He is not technically one of the crazies, but his unusual habit of starting up conversations and engaging with strangers renders him an acutely annoying oddball. He is a middle-aged man, soft around the edges, always in dorky business casual. He often baits everyone with something banal like, “Man, it’s sure crowded today.” And should anyone respond, next thing you know he is asking them about where they are from and trying to connect with San Francisco trivia. One innocent couple held the door for him and the next 10 minutes were a barrage of T.M.I. snippets of his life. Doesn’t he get it? Morning commute is not a time to be chipper and chatty. The coffee may not have kicked in yet, and it takes zen power to survive the ride.
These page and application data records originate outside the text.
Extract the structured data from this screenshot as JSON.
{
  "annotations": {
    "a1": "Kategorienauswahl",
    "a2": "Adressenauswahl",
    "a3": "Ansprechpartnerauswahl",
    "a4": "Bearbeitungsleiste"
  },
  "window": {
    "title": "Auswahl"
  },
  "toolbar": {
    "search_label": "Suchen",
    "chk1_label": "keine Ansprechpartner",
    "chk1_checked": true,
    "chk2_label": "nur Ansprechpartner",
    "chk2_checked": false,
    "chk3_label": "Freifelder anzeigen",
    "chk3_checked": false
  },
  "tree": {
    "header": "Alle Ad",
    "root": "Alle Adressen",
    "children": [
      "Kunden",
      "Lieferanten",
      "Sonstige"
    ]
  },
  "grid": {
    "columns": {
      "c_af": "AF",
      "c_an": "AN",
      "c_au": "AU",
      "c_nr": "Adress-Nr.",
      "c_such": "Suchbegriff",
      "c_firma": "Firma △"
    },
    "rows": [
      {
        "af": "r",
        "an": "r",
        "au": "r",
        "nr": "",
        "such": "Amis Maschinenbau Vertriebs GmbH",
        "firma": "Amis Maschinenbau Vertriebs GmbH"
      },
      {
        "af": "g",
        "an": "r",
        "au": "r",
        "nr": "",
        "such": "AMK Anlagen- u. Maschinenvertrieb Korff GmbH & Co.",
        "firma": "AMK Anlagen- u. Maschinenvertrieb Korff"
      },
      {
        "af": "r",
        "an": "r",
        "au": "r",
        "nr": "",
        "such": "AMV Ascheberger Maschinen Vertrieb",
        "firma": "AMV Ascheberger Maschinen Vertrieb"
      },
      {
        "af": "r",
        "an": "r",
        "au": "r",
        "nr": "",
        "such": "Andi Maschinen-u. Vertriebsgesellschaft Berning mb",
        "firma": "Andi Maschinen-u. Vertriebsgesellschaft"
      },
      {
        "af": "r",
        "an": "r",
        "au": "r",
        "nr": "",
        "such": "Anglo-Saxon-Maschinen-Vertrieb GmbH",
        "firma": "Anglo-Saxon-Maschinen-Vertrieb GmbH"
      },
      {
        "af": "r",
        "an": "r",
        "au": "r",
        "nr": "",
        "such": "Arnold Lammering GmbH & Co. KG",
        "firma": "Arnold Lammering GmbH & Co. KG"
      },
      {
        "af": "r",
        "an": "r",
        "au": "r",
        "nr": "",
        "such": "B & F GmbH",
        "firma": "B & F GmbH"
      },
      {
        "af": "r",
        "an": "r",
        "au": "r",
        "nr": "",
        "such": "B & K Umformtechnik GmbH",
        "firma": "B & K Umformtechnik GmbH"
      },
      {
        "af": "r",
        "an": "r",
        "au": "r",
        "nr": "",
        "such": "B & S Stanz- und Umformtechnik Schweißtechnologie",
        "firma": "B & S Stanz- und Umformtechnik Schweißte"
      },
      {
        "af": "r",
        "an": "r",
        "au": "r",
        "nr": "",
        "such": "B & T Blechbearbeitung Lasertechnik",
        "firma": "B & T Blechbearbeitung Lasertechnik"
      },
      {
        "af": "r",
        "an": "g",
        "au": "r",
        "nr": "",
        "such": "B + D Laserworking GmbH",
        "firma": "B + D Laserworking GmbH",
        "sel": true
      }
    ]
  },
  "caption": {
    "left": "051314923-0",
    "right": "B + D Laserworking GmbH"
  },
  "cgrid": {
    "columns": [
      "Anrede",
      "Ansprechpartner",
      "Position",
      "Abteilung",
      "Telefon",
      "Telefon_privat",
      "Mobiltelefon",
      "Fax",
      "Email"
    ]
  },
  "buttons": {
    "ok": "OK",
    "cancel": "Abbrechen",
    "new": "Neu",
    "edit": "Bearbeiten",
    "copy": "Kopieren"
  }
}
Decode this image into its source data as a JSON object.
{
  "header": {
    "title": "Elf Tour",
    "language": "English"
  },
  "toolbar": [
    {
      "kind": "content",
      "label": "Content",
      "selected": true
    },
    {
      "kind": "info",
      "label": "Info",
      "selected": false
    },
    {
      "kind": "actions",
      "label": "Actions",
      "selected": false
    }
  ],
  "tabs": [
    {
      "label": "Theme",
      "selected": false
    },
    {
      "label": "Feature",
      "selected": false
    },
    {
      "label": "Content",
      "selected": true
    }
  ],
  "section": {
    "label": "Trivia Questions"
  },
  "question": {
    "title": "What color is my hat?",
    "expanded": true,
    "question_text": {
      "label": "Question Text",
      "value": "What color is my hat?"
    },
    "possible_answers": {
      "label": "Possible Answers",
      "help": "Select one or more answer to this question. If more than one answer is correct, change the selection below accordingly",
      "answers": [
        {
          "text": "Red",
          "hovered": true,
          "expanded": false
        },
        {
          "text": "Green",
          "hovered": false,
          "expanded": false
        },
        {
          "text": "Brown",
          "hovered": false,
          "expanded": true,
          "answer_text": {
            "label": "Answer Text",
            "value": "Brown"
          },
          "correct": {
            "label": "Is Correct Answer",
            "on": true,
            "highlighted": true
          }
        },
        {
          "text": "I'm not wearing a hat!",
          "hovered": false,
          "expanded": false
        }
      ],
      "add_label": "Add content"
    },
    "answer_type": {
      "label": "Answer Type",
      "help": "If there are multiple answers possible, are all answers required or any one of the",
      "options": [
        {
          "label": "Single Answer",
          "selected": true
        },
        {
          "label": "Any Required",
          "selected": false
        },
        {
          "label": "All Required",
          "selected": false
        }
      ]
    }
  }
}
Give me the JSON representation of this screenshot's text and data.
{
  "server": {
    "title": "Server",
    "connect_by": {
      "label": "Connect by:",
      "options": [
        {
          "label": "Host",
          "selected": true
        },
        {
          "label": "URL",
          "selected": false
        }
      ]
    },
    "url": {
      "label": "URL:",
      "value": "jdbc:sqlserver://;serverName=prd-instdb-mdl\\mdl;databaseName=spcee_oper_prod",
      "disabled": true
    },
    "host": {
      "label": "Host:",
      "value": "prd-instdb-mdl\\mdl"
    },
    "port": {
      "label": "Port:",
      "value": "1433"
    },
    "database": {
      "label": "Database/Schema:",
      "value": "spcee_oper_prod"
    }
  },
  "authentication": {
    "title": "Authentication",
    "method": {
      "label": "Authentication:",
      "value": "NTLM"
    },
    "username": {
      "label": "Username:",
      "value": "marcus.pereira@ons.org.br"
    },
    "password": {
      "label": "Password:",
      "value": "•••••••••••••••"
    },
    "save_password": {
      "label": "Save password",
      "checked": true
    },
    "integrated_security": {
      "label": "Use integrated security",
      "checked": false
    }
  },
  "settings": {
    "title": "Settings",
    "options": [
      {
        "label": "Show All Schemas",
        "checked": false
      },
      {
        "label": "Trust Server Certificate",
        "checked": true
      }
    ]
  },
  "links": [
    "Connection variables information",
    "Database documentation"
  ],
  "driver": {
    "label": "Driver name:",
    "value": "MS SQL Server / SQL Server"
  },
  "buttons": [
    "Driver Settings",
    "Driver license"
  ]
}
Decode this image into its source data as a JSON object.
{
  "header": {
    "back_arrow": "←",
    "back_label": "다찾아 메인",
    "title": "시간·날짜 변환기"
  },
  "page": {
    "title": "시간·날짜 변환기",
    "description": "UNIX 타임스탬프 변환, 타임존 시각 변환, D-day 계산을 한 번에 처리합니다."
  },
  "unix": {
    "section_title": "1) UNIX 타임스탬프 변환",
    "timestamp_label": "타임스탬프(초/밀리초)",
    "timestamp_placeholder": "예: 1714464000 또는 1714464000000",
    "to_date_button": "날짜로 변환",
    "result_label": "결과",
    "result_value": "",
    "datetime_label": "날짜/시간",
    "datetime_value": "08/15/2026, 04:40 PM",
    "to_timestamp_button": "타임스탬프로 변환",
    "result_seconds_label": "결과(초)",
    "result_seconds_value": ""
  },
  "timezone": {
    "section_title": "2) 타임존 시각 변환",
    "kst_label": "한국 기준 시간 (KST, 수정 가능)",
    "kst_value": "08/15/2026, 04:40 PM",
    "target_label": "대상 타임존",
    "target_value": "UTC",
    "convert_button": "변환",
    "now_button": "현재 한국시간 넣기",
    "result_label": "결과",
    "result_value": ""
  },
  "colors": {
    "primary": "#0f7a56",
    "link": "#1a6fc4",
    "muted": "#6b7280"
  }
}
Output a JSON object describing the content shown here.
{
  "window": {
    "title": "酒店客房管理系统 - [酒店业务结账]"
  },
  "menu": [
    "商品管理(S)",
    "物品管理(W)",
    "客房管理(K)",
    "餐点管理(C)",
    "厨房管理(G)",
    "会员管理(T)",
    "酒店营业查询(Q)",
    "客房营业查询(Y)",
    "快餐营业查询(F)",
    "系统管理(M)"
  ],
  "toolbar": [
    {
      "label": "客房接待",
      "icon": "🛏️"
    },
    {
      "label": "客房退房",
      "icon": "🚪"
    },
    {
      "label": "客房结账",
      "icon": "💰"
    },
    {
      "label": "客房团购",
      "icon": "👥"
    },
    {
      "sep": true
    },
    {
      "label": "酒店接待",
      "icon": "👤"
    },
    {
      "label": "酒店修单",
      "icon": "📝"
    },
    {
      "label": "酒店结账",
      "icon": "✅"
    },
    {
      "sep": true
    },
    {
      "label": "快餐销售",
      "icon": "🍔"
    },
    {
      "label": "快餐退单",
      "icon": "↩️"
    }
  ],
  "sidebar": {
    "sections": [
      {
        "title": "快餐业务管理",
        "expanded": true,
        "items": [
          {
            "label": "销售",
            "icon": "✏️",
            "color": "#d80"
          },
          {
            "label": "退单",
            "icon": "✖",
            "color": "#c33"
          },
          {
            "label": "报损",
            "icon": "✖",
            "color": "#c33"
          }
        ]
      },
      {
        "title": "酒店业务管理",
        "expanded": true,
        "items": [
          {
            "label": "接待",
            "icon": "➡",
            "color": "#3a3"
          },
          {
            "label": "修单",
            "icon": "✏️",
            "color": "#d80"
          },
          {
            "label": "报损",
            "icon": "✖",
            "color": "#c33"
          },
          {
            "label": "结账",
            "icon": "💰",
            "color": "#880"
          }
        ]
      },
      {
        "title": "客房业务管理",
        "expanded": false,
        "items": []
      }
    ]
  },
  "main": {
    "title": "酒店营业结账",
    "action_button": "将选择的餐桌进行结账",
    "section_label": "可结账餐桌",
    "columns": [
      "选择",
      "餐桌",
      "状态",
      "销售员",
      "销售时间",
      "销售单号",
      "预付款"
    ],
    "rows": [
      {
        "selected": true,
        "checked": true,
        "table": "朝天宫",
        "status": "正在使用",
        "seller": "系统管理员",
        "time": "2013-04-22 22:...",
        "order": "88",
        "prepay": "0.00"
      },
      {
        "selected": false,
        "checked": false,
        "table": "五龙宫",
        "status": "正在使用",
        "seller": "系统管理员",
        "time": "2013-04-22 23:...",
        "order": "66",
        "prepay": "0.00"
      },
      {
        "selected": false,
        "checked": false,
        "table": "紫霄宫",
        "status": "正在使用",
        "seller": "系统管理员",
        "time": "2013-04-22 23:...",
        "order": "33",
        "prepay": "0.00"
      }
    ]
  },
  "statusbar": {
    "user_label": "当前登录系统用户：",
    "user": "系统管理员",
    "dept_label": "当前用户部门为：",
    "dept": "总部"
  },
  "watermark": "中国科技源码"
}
I was on one of the Market Street buses a couple of weeks ago — the 71-Haight, I think — heading toward the Ferry Building. The bus was nearly empty and a couple of folks got off just as I hopped on. As soon as the bus doors closed, the driver turned to a young couple sitting in the elderly/disabled section and said, “Check your bags. The guy who was sitting next to you is a pickpocket. Let me know if he took anything and I’ll call the cops.”
She waited while they frantically checked their bags. Fortunately, nothing was taken and the bus wasn’t seriously delayed. But I liked that this driver was looking out for out-of-towners possibly distracted and dazzled by their unfamiliar environment.
It almost made up for the 38L driver yesterday who spent more time yelling at every single passenger than actually driving… – Beth W.
By no means is it the first, but I felt I had to report this T-shirt found over at RAG co-op in Hayes Valley:
It’s made by a local company called Love Project. Despite the hippie-ish name, they make mostly SF-related things.
The folks at Mission Mission snapped an awesome picture that reflects how we sometimes feel about Muni…
Check it out here: Mission Mission.
I decided to play Muni races today — the 5 against the 21. I’m fairly certain that the 5 line outmaneuvers and outruns the 21. (The block-to-block stops on the 21 draws this conclusion.) But the 5 stops about three streets farther from my final destination (Ashbury and Fell), which is why I always opt for the 21 — pure laziness. But the question was: Could I overtake the 21 on foot once the 5 dropped me at my destination? This was something I’d pathetically pondered more times than a sane person should.
As I waited for the bus on Market and Second, I saw my shot to answer this ever-nagging question. Just behind the approaching 5 poked a 21 — back to back. They both came to a stop. So I decided to test my theory, and hopped onto the 5. After we loaded and left, I watched the 21 out of the rear window until the two buses made the split near Seventh street. The race was on.